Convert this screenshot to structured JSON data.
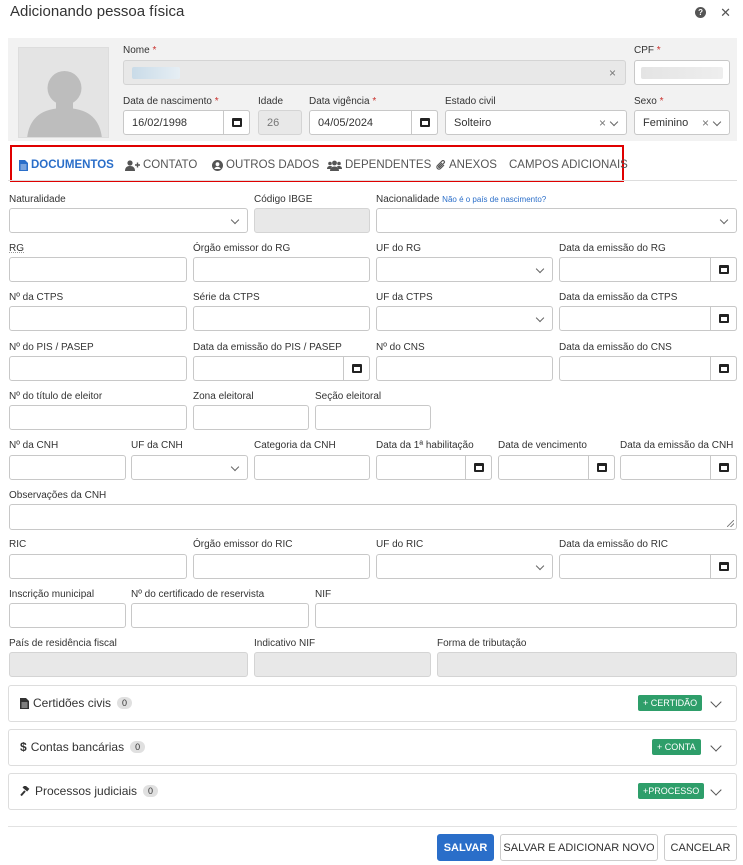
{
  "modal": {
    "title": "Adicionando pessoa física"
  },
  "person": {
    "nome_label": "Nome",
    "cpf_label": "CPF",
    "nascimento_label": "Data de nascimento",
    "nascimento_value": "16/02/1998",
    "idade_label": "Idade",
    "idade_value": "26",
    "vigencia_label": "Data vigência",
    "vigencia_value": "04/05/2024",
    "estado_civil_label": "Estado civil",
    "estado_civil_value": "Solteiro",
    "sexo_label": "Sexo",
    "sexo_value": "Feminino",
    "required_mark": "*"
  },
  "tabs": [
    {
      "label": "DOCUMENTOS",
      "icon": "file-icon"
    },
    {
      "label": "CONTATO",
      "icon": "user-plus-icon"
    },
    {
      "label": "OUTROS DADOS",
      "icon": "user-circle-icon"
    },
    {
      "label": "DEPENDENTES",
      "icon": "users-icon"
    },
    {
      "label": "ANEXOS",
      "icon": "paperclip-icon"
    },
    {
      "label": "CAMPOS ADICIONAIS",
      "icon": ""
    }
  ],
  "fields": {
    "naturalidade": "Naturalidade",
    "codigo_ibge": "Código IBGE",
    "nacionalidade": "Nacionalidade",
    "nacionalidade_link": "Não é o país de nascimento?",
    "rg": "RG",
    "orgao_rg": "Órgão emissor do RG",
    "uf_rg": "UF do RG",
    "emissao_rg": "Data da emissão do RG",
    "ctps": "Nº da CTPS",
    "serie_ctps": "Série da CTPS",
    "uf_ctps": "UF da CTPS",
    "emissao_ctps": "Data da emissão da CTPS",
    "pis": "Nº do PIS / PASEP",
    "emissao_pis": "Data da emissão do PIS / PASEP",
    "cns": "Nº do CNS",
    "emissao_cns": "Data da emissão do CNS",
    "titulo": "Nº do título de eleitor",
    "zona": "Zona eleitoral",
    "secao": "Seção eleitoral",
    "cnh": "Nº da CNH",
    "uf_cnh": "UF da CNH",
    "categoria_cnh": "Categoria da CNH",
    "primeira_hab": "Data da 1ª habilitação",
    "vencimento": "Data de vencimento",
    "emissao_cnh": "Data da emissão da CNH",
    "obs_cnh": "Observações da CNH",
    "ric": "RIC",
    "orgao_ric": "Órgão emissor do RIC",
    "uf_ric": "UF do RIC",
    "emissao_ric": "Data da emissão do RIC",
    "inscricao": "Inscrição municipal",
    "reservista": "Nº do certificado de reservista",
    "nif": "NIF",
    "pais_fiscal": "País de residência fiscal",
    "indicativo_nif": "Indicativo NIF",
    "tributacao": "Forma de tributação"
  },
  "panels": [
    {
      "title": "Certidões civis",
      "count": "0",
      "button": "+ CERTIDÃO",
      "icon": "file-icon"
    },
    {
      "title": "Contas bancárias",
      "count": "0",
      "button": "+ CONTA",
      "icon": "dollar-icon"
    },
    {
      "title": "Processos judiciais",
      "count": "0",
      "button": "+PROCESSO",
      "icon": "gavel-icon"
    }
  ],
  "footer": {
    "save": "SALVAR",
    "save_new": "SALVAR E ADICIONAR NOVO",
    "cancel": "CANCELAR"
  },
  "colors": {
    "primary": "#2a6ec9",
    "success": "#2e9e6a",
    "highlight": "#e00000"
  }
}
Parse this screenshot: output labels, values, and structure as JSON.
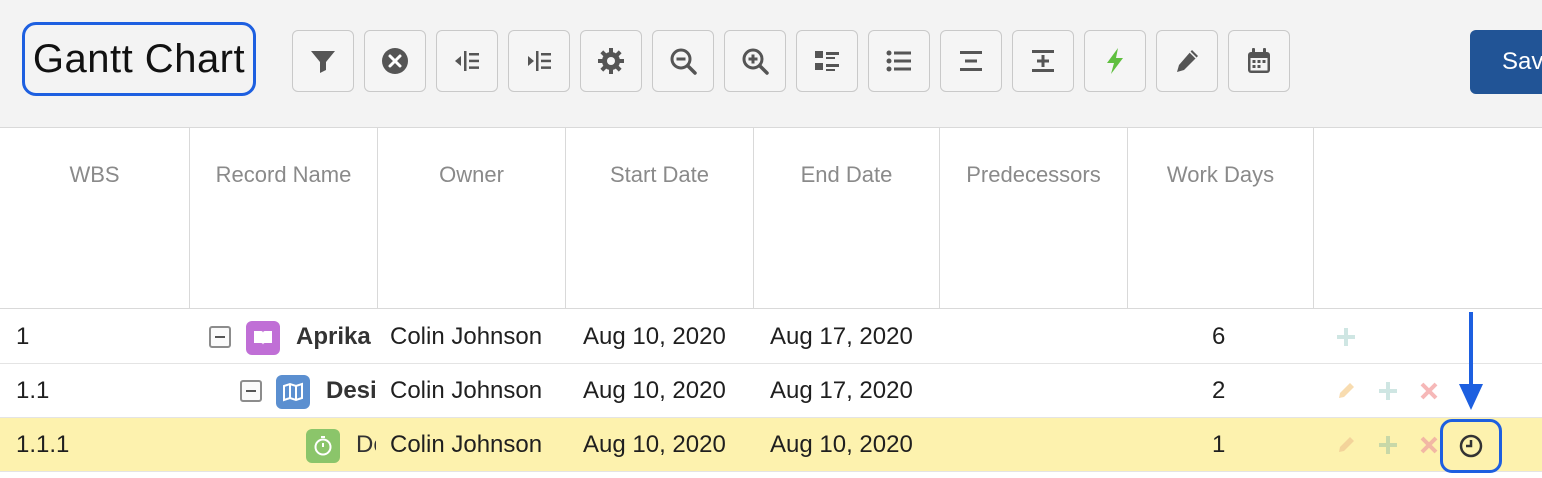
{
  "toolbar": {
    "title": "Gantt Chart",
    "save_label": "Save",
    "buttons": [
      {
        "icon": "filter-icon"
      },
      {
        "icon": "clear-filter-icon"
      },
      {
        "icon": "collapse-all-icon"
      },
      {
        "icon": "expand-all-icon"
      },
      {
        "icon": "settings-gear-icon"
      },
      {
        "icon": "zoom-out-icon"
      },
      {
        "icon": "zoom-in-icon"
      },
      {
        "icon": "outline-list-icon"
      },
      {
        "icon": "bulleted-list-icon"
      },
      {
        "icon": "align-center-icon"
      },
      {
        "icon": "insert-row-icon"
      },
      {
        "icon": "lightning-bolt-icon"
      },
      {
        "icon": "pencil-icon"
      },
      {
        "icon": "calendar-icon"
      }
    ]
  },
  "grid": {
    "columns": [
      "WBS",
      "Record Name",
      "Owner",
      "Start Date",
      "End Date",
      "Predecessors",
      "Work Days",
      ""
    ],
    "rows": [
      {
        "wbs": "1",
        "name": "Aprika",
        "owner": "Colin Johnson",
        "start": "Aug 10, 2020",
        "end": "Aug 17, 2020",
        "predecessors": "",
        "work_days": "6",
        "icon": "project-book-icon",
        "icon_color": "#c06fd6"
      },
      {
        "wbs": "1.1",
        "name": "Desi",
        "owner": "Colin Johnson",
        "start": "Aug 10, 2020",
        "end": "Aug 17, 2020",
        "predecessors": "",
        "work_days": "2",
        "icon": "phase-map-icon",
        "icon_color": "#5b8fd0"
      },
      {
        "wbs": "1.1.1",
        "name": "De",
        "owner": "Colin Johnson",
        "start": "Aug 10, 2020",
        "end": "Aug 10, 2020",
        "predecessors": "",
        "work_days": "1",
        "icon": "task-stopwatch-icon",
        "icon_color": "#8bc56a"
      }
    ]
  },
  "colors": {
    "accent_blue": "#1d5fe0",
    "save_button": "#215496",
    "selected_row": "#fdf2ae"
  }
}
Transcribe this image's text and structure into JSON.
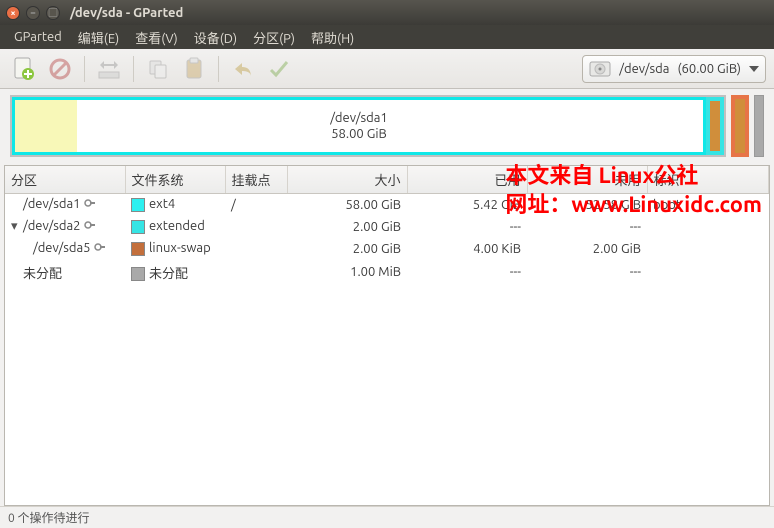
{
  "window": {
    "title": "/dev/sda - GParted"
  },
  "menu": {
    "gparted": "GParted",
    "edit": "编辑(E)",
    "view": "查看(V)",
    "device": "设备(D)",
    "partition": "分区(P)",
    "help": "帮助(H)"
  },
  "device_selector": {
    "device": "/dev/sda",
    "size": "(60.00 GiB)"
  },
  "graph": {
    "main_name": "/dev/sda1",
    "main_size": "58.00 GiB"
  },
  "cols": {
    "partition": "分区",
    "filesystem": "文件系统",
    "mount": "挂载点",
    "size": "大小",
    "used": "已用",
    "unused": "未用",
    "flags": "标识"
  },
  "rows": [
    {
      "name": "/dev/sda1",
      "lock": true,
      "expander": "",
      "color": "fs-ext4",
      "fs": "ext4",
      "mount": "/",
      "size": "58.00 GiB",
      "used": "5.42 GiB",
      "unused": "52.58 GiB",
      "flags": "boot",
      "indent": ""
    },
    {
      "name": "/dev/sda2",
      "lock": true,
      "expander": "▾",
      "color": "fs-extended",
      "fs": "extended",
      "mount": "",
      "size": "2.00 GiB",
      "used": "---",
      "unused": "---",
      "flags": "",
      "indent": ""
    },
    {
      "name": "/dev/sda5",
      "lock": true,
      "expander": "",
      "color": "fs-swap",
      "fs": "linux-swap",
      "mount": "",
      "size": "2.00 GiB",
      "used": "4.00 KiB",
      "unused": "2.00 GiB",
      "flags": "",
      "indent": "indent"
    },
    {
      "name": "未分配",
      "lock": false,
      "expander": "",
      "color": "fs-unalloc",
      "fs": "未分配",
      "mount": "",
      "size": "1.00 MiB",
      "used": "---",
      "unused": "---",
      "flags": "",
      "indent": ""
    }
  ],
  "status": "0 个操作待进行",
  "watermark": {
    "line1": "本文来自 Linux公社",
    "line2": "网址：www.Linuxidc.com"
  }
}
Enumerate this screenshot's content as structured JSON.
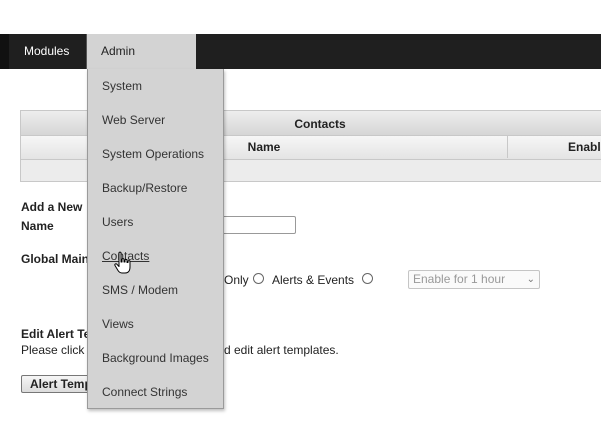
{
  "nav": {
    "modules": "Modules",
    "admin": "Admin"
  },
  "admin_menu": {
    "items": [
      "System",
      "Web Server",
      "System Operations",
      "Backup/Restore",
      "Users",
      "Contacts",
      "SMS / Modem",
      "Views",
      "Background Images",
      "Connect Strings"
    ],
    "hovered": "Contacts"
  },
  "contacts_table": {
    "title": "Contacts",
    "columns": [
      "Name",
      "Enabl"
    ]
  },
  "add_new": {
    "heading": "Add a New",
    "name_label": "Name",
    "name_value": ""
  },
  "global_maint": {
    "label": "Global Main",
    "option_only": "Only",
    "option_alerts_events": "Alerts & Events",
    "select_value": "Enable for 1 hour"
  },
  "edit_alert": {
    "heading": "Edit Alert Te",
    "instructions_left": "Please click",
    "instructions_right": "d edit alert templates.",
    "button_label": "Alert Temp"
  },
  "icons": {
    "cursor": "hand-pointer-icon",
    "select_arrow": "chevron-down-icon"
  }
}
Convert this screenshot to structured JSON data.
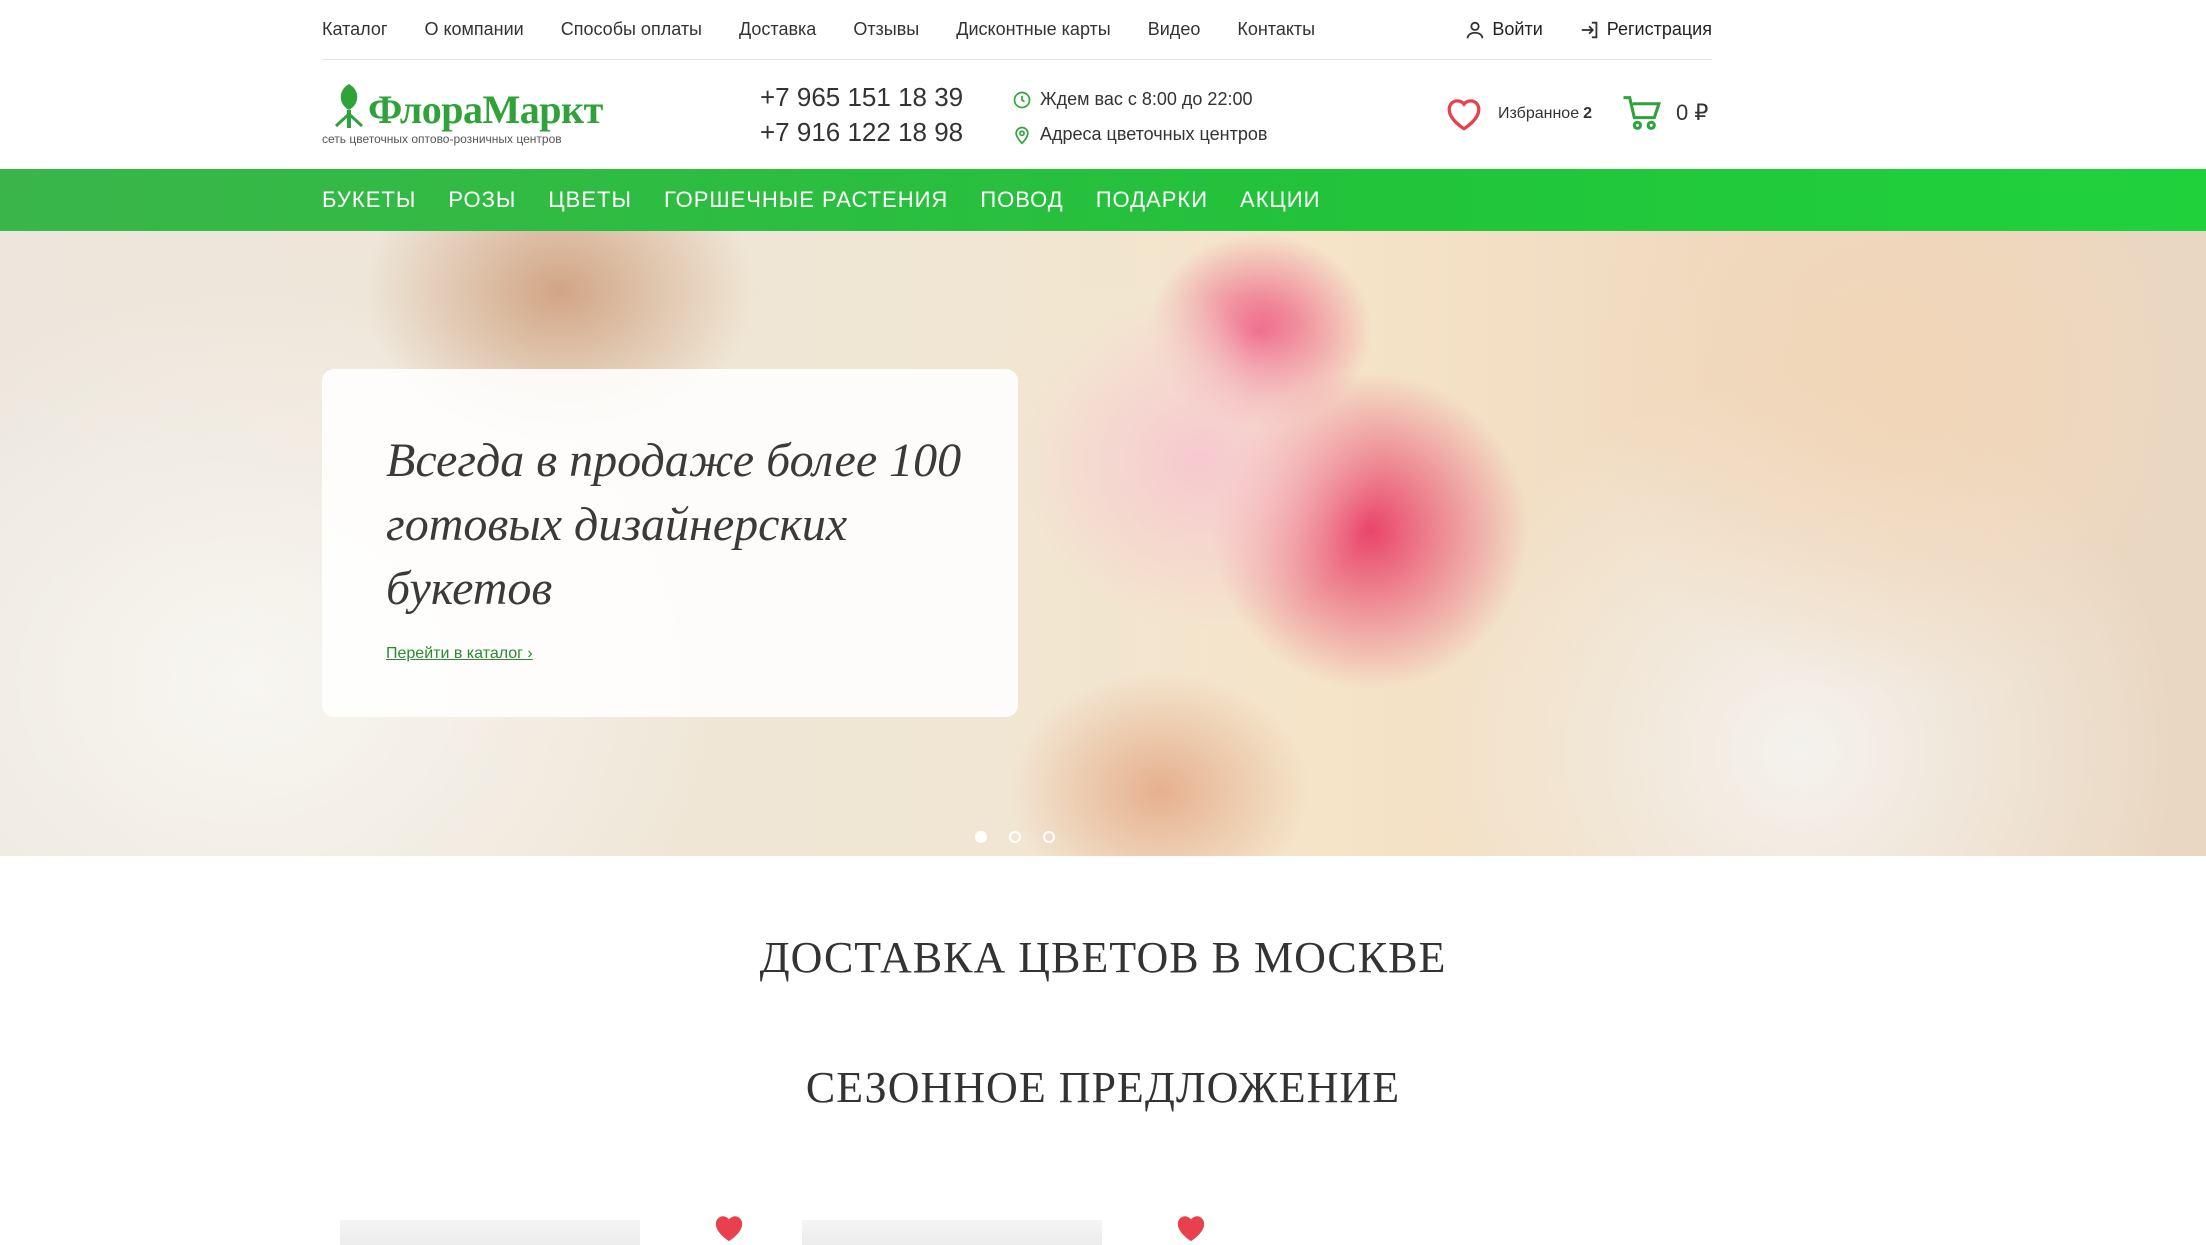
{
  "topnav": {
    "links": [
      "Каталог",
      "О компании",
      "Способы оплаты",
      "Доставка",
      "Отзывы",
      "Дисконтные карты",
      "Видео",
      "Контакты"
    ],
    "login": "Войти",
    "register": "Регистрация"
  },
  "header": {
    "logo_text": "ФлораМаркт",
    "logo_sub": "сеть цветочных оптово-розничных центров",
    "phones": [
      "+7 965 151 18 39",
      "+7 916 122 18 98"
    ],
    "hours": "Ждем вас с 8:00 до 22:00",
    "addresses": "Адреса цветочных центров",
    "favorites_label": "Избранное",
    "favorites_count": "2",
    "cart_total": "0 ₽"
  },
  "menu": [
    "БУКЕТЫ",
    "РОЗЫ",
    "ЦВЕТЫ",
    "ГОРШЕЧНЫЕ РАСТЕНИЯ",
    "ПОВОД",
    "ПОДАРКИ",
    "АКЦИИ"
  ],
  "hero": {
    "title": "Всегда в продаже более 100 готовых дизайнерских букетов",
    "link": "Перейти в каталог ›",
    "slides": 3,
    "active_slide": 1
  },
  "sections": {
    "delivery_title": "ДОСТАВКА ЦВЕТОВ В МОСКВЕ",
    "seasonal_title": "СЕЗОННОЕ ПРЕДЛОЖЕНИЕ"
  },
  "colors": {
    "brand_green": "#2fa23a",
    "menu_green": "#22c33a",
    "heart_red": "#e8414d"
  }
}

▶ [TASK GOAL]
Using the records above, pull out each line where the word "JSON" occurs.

▶ [OUTPUT OF THE EXERCISE]
Convert this screenshot to structured JSON data.
Parse this screenshot: output labels, values, and structure as JSON.
Transcribe this image's text and structure into JSON.
Enumerate this screenshot's content as structured JSON.
Convert this screenshot to structured JSON data.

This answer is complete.